§ **RECORDS SUPPLIED**

+--

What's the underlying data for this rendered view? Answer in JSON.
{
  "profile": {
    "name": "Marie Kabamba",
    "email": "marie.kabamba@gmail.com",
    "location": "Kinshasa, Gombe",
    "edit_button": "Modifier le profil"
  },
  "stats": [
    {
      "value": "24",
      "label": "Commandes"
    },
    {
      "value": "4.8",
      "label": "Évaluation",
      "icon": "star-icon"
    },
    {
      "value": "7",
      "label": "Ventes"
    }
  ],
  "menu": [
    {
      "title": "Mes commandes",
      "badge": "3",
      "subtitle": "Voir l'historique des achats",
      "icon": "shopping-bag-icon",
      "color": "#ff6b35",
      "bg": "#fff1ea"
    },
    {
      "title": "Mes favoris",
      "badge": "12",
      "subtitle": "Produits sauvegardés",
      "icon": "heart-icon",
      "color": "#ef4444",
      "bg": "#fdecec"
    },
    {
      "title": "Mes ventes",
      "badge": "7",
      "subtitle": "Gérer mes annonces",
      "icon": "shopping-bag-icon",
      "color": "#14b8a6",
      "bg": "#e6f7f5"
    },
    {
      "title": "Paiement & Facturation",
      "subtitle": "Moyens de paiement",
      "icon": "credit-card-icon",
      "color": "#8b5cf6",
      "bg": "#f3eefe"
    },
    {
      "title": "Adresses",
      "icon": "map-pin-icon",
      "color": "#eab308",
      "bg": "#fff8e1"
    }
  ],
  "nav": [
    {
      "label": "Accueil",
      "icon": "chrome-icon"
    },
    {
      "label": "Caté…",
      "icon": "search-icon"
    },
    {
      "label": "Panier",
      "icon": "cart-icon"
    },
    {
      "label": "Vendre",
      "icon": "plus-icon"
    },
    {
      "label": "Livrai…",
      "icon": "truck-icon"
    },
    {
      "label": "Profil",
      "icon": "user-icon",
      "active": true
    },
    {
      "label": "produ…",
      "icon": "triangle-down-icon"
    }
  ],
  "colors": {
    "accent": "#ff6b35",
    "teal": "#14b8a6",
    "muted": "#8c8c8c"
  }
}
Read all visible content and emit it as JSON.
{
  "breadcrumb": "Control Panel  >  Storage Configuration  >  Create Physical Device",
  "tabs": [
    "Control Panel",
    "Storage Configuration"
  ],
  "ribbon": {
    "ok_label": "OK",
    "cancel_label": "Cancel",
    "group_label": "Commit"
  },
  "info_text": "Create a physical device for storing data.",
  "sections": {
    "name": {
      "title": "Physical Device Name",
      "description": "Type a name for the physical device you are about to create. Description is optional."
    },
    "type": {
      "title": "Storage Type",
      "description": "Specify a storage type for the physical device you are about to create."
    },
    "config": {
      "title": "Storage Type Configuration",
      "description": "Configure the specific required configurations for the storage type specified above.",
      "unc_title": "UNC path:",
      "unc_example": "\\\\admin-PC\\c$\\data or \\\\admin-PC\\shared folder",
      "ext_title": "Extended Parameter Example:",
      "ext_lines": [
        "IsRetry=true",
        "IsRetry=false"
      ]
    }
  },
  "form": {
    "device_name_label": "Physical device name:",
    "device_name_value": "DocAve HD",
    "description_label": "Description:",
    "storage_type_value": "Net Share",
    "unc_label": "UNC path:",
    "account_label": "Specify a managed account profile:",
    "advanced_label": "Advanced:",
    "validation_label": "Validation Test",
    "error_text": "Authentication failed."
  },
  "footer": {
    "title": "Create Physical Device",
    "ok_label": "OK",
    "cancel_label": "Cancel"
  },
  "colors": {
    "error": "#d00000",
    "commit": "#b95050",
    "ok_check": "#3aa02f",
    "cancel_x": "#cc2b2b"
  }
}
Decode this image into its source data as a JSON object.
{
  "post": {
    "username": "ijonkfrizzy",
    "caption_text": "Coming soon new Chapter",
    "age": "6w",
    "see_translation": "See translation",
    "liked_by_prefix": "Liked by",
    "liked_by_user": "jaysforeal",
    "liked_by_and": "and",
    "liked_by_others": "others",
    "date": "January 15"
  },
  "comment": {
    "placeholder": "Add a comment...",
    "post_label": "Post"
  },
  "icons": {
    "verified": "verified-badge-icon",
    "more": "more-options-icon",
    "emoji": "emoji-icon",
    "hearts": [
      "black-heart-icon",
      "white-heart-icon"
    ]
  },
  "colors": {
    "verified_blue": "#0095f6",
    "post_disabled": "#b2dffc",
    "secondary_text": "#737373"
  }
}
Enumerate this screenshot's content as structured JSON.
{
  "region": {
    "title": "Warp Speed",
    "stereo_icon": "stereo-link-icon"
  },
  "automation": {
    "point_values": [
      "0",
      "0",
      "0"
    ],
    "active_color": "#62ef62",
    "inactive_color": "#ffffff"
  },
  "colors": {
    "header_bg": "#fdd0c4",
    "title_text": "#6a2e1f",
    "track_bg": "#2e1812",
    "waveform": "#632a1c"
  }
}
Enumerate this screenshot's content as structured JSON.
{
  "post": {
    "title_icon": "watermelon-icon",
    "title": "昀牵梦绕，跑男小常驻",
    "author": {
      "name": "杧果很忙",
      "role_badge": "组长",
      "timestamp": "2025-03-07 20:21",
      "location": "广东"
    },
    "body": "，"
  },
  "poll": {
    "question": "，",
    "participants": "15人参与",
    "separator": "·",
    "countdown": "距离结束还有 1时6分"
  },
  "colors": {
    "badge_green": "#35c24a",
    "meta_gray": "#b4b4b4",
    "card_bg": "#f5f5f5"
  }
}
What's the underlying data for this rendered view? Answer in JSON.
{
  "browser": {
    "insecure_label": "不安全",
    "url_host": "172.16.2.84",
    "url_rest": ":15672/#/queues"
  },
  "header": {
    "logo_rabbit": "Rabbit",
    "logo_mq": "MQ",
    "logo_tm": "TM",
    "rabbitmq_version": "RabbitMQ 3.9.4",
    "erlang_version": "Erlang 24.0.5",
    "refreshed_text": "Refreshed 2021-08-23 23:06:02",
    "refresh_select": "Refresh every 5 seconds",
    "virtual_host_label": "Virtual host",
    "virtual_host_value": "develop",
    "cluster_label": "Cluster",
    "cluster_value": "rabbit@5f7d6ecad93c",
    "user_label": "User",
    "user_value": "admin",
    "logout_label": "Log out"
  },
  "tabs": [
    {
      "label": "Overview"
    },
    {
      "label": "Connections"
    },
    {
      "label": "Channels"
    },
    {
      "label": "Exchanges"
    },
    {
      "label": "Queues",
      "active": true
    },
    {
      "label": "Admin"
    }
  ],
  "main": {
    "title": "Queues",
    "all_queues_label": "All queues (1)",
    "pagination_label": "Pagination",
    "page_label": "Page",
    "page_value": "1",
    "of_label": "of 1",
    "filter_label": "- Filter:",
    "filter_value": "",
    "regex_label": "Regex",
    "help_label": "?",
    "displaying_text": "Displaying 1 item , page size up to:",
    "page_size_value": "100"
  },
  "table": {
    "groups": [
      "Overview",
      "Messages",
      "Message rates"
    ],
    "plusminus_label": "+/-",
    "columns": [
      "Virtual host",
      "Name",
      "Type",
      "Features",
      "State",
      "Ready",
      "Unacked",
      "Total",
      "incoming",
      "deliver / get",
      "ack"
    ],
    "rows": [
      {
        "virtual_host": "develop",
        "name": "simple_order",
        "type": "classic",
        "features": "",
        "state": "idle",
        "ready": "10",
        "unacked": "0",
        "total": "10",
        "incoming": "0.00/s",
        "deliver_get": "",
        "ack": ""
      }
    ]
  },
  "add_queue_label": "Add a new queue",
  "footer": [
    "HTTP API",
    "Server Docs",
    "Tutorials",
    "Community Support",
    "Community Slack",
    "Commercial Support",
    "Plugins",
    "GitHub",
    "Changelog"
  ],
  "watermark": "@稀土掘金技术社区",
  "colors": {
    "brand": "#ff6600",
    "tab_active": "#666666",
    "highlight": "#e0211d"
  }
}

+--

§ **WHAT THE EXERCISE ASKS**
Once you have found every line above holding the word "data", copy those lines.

§ **WORKED SOLUTION**
What's the underlying data for this rendered view? Answer in JSON.
  "info_text": "Create a physical device for storing data.",
      "unc_example": "\\\\admin-PC\\c$\\data or \\\\admin-PC\\shared folder",
Decode this image into its source data as a JSON object.
What's the underlying data for this rendered view? Answer in JSON.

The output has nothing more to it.